As with most Italian accessories brands, Casadei is a family affair. As well as Arianna, Cesare’s wife and cousins also play their part in the business, which was started in 1958 by his parents, Quinto and Flora Casadei. Back then, calfskin sandals set on kitten heels were all the rage. Cesare, meanwhile, stepped into his parent shoes in the mid-eighties. In addition to family, there’s also the expertise of the employees. One of Casadei’s longest serving is Oriana, a skilled embroiderer. “She has been with the company since the very beginning and carries out the majority of hand-embroidery motifs in exquisite detail,” notes Cesare

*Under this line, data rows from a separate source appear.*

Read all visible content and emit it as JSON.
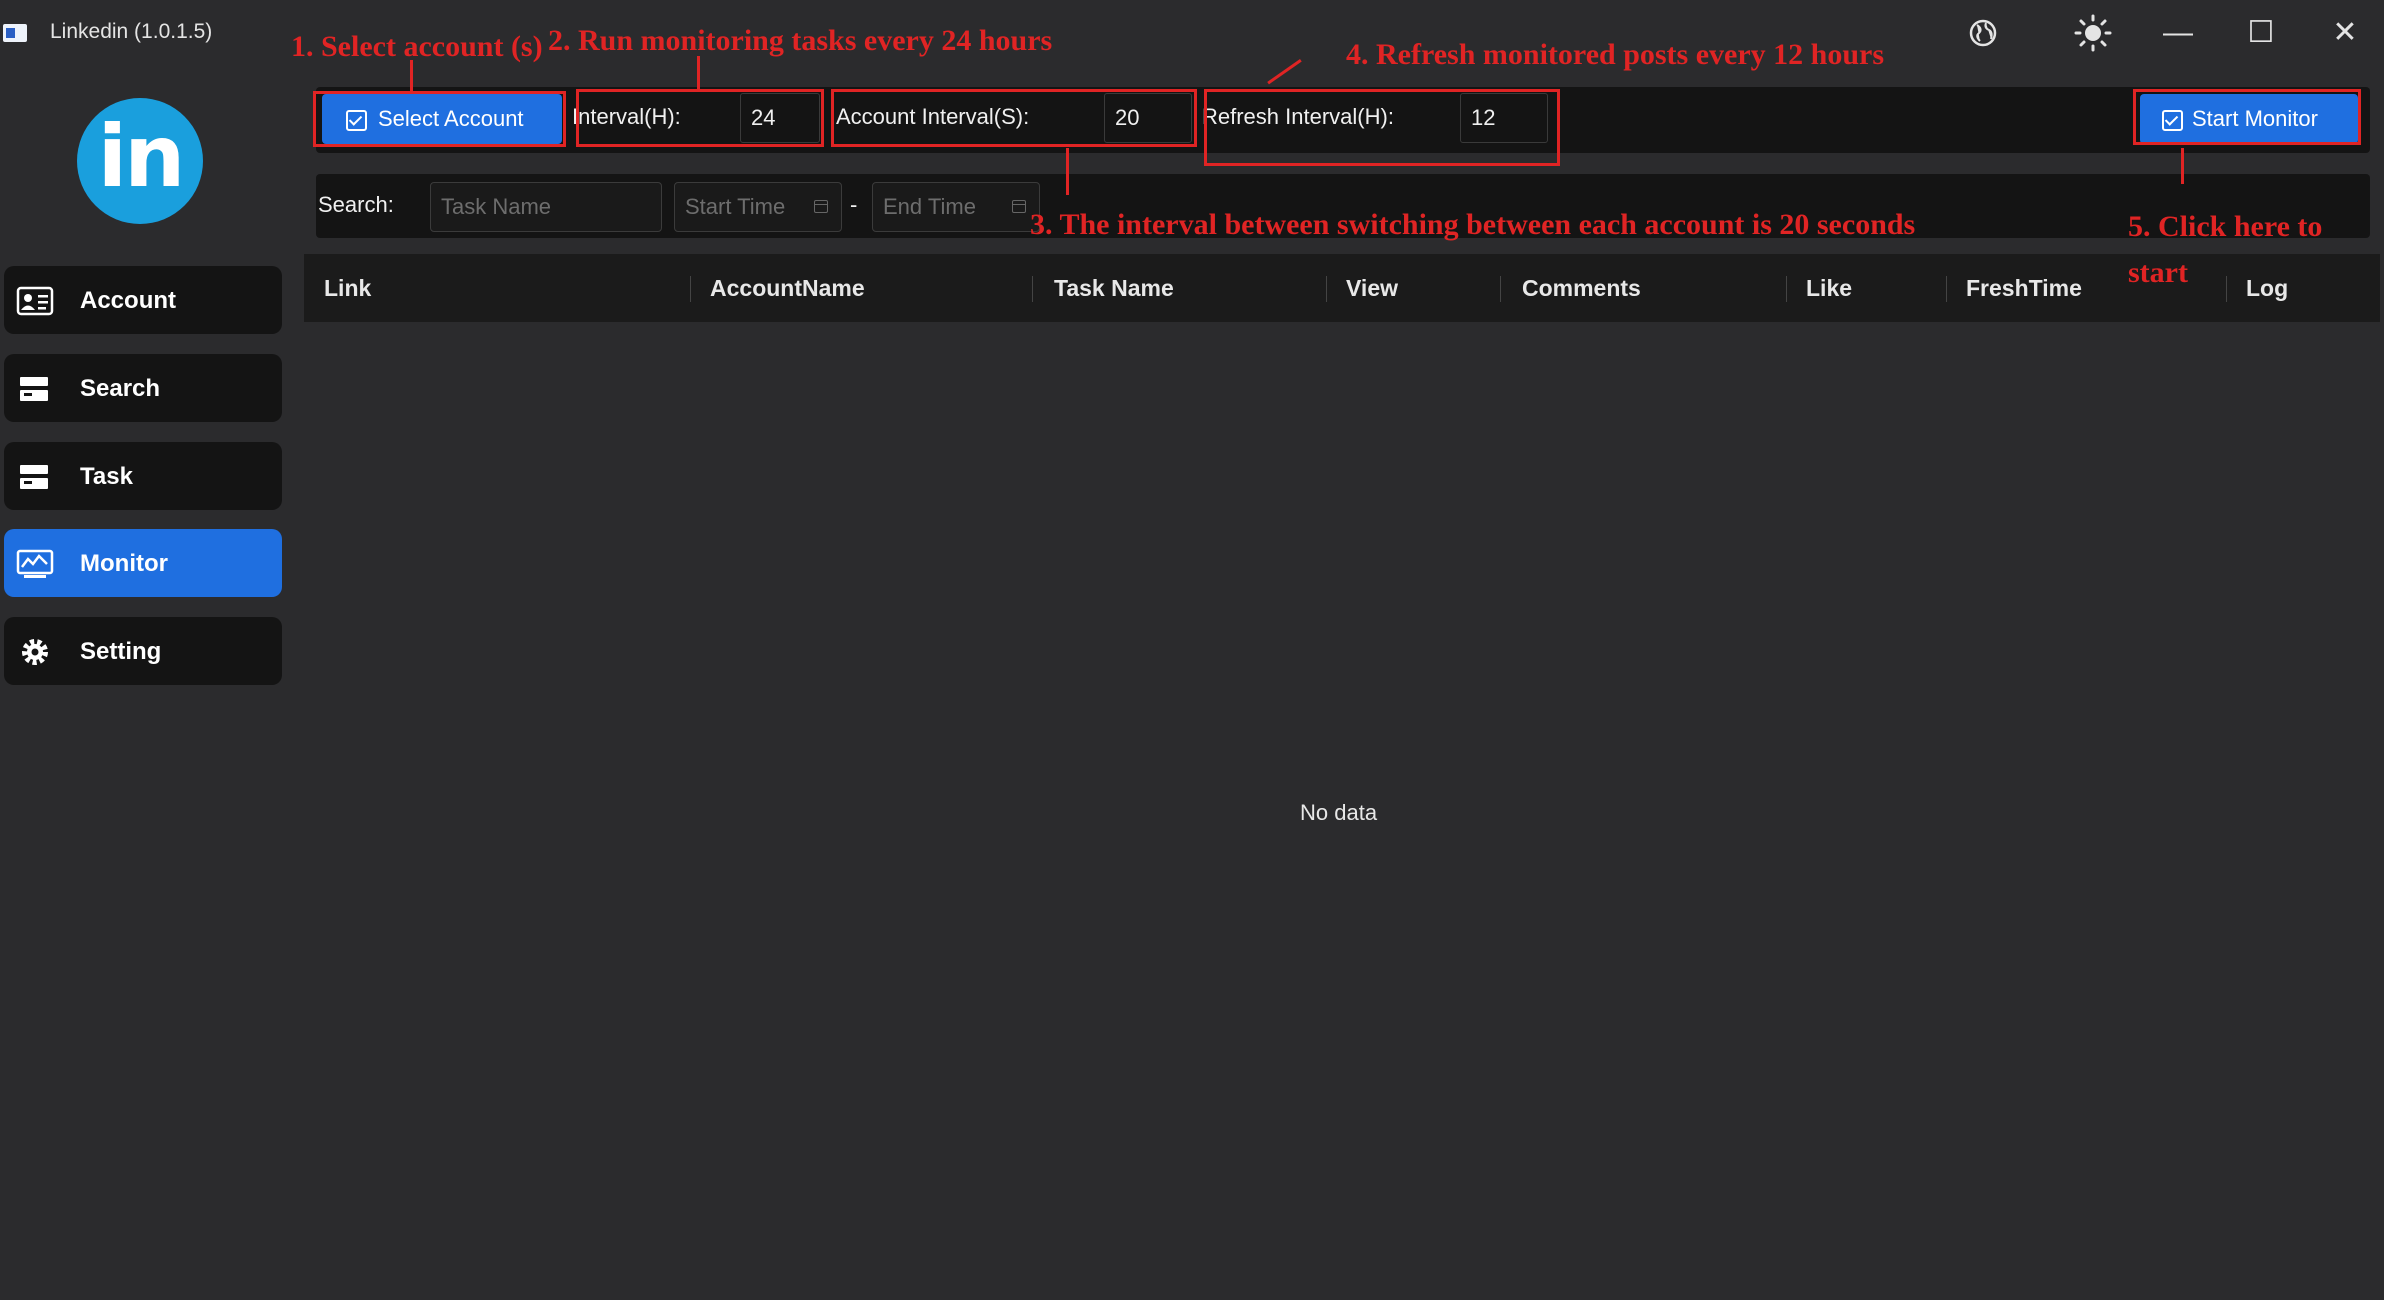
{
  "window": {
    "title": "Linkedin (1.0.1.5)",
    "minimize": "—",
    "maximize": "☐",
    "close": "✕"
  },
  "logo": {
    "text": "in",
    "color": "#1a9fdd"
  },
  "sidebar": {
    "items": [
      {
        "label": "Account",
        "icon": "account-card-icon",
        "active": false
      },
      {
        "label": "Search",
        "icon": "search-list-icon",
        "active": false
      },
      {
        "label": "Task",
        "icon": "task-list-icon",
        "active": false
      },
      {
        "label": "Monitor",
        "icon": "monitor-chart-icon",
        "active": true
      },
      {
        "label": "Setting",
        "icon": "gear-icon",
        "active": false
      }
    ]
  },
  "toolbar": {
    "select_account_label": "Select Account",
    "interval_label": "Interval(H):",
    "interval_value": "24",
    "account_interval_label": "Account Interval(S):",
    "account_interval_value": "20",
    "refresh_interval_label": "Refresh Interval(H):",
    "refresh_interval_value": "12",
    "start_monitor_label": "Start Monitor"
  },
  "search": {
    "label": "Search:",
    "task_name_placeholder": "Task Name",
    "start_time_placeholder": "Start Time",
    "dash": "-",
    "end_time_placeholder": "End Time"
  },
  "table": {
    "columns": [
      "Link",
      "AccountName",
      "Task Name",
      "View",
      "Comments",
      "Like",
      "FreshTime",
      "Log"
    ],
    "empty_text": "No data"
  },
  "annotations": {
    "step1": "1. Select account (s)",
    "step2": "2. Run monitoring tasks every 24 hours",
    "step3": "3. The interval between switching between each account is 20 seconds",
    "step4": "4. Refresh monitored posts every 12 hours",
    "step5_line1": "5. Click here to",
    "step5_line2": "start"
  },
  "colors": {
    "accent": "#1f6fe0",
    "annotation": "#e02424",
    "background": "#2b2b2d",
    "panel": "#141414"
  }
}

Meanwhile, the London store boasts a distinctive in-store design concept created by Italian architect Marco Costanzi. It houses Casadei’s daywear, evening, red carpet and bridal collections, in addition to a selection of Spring/Summer 2017 preview styles that will be exclusive to the London flagship store until early next year. Other notable designs include the ‘techno Blade’ – the latest version of the ‘Blade’, which its creator Cesare describes as “a steel heel, as sharp as a razorblade.” Today, the signature heel comes in five different heel heights and appears on pumps, sandals, booties, even over-the-knee boots. Then there is the ‘Tank’, so called because of its cleated sole, and the Atelier, an elegant pump covered in Swarovski crystals.

This past year has seen multiple store openings for the Casadei brand including, Moscow, Shanghai, Vietnam and Mongolia. As for Mayfair, Cesare is clearly delighted with the new space. “Bond Street is one of the most beautiful streets in the world, but then we saw a number of fashion and accessories brands were opening on Albemarle Street, so we decided to try something new,” he says.

At the store’s opening night, guests included models Daisy Lowe and Portia Freeman, actress Camilla Rutherford, the aforementioned Say Lou Lou and style blogger Susie Lau. “I love seeing the metamorphosis that women go through on a daily basis, how they go from day-to-evening with the addition of a jacket, a lipstick and a pair of heels,” concluded Cesare.

Casadei, 48 Albemarle Street

Bond’s Best – Cactus De Cartier


There are some gifts you dream of finding in your Christmas stocking. And while a cactus plant might not top your list, a bejewelled Cartier ‘Cactus’ ring would, we suspect, do rather nicely. It forms part of the French jeweller’s latest collection, which includes drop earrings, bracelets and necklaces, all based on the arid desert plant.

Crafted from 18k yellow gold, emeralds and carnelians and set with a brilliant-cut 0.10 carat diamond, this little beauty comes with a cool £68,000 price tag. Despite the name, its smooth polished contours are a delight to the touch. Leave the sharp prickly spikes to the festive spruce.

Cartier, 40/41 Old Bond Street and 175/177 New Bond Street